Entries shown
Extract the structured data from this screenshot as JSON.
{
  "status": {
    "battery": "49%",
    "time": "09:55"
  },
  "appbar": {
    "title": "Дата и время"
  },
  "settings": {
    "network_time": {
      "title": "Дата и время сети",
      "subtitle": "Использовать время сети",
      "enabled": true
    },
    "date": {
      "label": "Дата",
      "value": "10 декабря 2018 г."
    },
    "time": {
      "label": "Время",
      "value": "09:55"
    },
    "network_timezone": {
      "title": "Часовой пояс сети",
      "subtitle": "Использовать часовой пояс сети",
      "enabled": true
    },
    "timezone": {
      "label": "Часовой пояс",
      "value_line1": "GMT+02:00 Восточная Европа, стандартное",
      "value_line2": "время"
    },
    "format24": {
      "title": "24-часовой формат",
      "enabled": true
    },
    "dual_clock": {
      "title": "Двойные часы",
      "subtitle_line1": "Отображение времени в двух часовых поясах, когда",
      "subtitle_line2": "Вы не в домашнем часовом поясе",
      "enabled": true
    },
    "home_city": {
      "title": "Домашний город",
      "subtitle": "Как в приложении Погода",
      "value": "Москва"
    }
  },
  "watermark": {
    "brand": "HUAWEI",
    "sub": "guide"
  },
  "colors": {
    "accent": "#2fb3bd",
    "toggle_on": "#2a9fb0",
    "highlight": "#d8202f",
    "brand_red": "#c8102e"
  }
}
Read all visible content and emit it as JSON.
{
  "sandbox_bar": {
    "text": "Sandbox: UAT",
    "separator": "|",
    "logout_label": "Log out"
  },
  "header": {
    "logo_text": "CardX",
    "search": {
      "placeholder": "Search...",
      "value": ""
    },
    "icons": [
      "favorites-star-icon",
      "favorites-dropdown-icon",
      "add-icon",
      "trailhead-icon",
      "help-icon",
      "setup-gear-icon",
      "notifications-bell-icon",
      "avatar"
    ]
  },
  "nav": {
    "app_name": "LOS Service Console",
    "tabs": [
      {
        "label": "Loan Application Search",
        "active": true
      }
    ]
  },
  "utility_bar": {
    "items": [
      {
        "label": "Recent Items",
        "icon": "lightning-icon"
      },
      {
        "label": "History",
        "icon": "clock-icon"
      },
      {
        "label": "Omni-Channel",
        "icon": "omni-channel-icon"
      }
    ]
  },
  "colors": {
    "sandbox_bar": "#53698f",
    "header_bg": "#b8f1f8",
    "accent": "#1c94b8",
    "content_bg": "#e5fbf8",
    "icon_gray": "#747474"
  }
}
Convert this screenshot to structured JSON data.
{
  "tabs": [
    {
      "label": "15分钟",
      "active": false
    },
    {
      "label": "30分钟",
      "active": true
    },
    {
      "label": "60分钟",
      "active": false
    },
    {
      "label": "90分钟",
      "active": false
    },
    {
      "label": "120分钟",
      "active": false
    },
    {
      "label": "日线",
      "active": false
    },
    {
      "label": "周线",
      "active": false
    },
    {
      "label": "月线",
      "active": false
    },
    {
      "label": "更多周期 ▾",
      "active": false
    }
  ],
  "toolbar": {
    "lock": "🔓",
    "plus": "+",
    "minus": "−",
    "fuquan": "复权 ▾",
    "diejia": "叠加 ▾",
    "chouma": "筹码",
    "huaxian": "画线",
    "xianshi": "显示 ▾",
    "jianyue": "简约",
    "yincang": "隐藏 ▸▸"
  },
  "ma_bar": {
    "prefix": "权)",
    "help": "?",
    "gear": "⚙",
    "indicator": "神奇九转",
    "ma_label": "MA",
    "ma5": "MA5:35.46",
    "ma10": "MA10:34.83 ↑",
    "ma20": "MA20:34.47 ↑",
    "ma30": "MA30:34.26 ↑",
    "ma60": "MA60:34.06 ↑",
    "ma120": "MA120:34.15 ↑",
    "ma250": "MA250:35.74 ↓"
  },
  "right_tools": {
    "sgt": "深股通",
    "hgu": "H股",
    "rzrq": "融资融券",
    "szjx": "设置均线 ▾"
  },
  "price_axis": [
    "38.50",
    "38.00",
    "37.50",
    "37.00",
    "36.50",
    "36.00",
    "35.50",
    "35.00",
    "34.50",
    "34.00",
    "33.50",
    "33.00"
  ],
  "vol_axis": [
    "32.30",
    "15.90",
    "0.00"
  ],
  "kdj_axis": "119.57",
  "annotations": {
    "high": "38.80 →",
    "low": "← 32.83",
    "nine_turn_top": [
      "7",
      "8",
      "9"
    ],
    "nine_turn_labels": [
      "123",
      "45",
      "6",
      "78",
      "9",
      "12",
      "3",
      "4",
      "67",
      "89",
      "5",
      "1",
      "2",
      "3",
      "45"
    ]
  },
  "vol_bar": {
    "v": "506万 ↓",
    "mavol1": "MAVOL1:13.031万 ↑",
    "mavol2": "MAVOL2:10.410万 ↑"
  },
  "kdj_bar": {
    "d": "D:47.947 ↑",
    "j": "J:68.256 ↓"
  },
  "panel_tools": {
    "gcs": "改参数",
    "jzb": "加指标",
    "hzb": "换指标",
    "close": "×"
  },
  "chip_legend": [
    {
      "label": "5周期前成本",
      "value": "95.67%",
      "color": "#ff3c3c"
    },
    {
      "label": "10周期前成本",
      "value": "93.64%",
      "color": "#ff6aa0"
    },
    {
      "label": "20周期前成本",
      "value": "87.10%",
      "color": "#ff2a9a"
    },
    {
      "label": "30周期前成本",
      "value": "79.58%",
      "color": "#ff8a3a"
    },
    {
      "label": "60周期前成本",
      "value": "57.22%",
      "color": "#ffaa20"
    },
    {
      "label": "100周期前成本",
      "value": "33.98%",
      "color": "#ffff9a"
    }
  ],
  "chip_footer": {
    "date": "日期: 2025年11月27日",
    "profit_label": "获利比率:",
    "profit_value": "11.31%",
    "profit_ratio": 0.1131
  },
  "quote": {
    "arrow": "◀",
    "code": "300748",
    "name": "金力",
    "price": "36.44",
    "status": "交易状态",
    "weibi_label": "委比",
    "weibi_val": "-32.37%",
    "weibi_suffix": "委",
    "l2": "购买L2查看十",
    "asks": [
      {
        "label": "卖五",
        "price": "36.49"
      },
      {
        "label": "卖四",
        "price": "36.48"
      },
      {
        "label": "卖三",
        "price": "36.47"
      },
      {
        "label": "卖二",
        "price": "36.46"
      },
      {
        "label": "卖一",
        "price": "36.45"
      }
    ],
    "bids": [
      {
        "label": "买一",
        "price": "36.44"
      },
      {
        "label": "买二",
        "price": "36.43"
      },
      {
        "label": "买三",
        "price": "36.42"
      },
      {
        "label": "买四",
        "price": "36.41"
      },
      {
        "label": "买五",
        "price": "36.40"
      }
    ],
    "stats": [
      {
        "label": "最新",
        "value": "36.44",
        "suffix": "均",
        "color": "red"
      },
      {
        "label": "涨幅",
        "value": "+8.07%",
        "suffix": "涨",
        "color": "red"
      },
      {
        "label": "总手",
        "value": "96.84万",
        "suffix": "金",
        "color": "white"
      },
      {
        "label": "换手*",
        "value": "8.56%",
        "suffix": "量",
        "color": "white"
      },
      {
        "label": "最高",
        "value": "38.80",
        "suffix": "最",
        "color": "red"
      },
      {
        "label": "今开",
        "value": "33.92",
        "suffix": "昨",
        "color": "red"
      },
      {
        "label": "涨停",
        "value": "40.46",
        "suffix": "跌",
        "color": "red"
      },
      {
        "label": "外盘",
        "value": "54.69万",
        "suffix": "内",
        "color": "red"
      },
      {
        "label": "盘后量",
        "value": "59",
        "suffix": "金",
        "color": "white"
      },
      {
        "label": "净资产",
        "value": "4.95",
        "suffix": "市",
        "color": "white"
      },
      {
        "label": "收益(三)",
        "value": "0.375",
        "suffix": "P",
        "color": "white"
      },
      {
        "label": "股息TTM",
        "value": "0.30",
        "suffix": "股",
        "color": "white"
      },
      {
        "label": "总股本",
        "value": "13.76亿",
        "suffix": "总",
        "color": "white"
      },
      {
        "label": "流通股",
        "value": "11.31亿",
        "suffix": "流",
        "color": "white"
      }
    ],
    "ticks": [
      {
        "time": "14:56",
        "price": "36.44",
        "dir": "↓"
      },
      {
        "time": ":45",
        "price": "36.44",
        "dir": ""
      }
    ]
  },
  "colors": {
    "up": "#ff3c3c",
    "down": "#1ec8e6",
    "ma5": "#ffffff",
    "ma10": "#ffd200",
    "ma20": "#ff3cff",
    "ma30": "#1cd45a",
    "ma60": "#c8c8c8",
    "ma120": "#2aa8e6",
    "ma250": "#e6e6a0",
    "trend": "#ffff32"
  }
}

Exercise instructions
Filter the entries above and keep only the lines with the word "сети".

Exercise response
      "title": "Дата и время сети",
      "subtitle": "Использовать время сети",
      "title": "Часовой пояс сети",
      "subtitle": "Использовать часовой пояс сети",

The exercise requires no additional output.